| DATA PROVIDED |
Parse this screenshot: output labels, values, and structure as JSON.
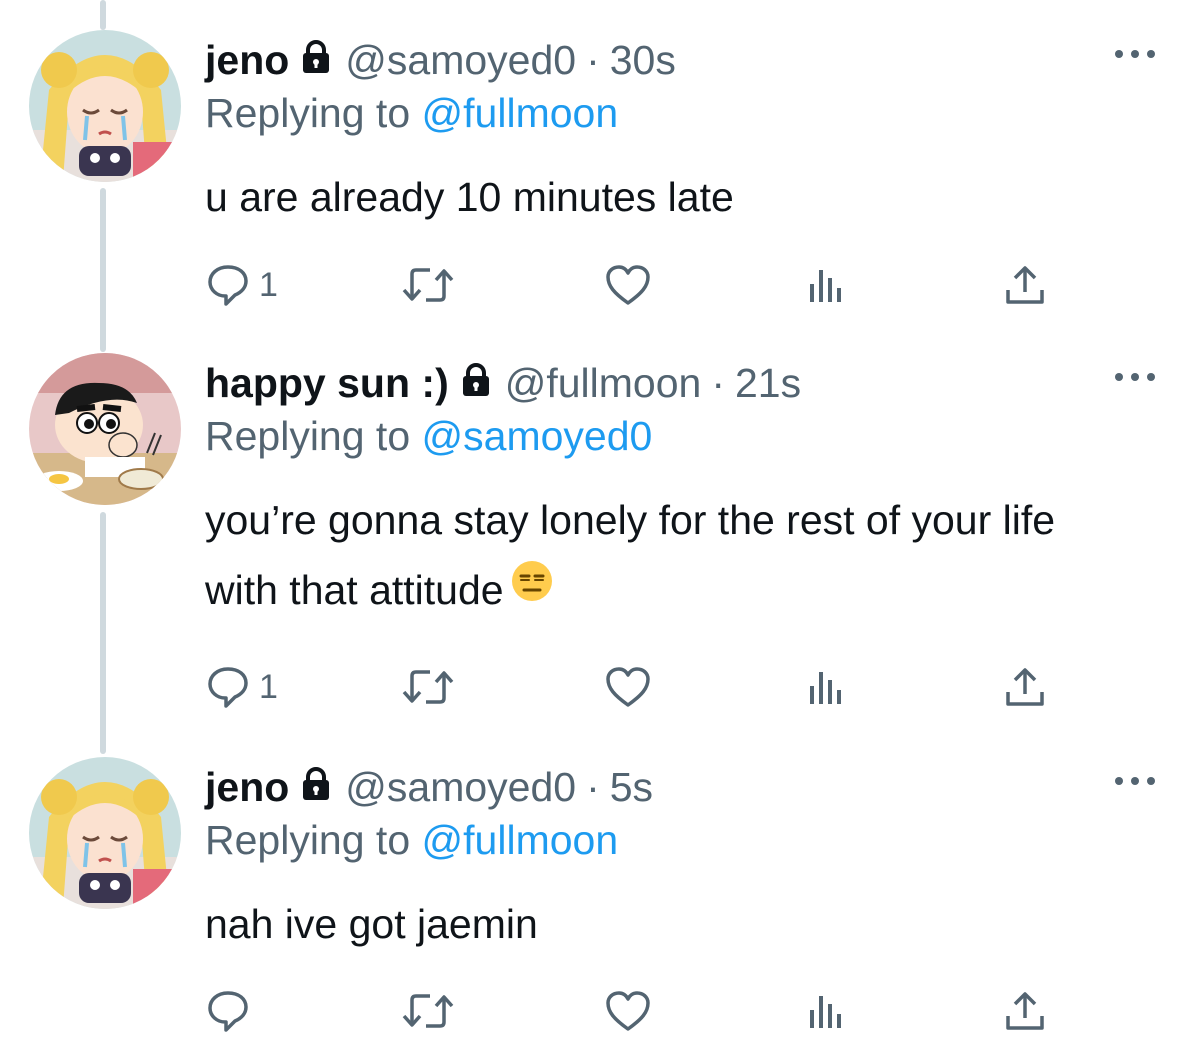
{
  "colors": {
    "text": "#0f1419",
    "secondary": "#536471",
    "link": "#1d9bf0",
    "thread_line": "#cfd9de"
  },
  "tweets": [
    {
      "display_name": "jeno",
      "handle": "@samoyed0",
      "separator": "·",
      "time": "30s",
      "replying_prefix": "Replying to",
      "replying_to": "@fullmoon",
      "text": "u are already 10 minutes late",
      "reply_count": "1",
      "avatar": "sailor-moon-crying-avatar",
      "locked": true
    },
    {
      "display_name": "happy sun :)",
      "handle": "@fullmoon",
      "separator": "·",
      "time": "21s",
      "replying_prefix": "Replying to",
      "replying_to": "@samoyed0",
      "text": "you’re gonna stay lonely for the rest of your life with that attitude",
      "emoji": "expressionless-face-emoji",
      "reply_count": "1",
      "avatar": "shin-chan-eating-avatar",
      "locked": true
    },
    {
      "display_name": "jeno",
      "handle": "@samoyed0",
      "separator": "·",
      "time": "5s",
      "replying_prefix": "Replying to",
      "replying_to": "@fullmoon",
      "text": "nah ive got jaemin",
      "reply_count": "",
      "avatar": "sailor-moon-crying-avatar",
      "locked": true
    }
  ],
  "icons": {
    "reply": "reply-bubble-icon",
    "retweet": "retweet-icon",
    "like": "heart-icon",
    "analytics": "analytics-bars-icon",
    "share": "share-upload-icon",
    "more": "more-dots-icon",
    "lock": "lock-icon"
  }
}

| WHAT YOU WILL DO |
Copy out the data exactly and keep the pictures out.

| TASK OUTPUT |
Parse this screenshot: output labels, values, and structure as JSON.
{
  "colors": {
    "text": "#0f1419",
    "secondary": "#536471",
    "link": "#1d9bf0",
    "thread_line": "#cfd9de"
  },
  "tweets": [
    {
      "display_name": "jeno",
      "handle": "@samoyed0",
      "separator": "·",
      "time": "30s",
      "replying_prefix": "Replying to",
      "replying_to": "@fullmoon",
      "text": "u are already 10 minutes late",
      "reply_count": "1",
      "avatar": "sailor-moon-crying-avatar",
      "locked": true
    },
    {
      "display_name": "happy sun :)",
      "handle": "@fullmoon",
      "separator": "·",
      "time": "21s",
      "replying_prefix": "Replying to",
      "replying_to": "@samoyed0",
      "text": "you’re gonna stay lonely for the rest of your life with that attitude",
      "emoji": "expressionless-face-emoji",
      "reply_count": "1",
      "avatar": "shin-chan-eating-avatar",
      "locked": true
    },
    {
      "display_name": "jeno",
      "handle": "@samoyed0",
      "separator": "·",
      "time": "5s",
      "replying_prefix": "Replying to",
      "replying_to": "@fullmoon",
      "text": "nah ive got jaemin",
      "reply_count": "",
      "avatar": "sailor-moon-crying-avatar",
      "locked": true
    }
  ],
  "icons": {
    "reply": "reply-bubble-icon",
    "retweet": "retweet-icon",
    "like": "heart-icon",
    "analytics": "analytics-bars-icon",
    "share": "share-upload-icon",
    "more": "more-dots-icon",
    "lock": "lock-icon"
  }
}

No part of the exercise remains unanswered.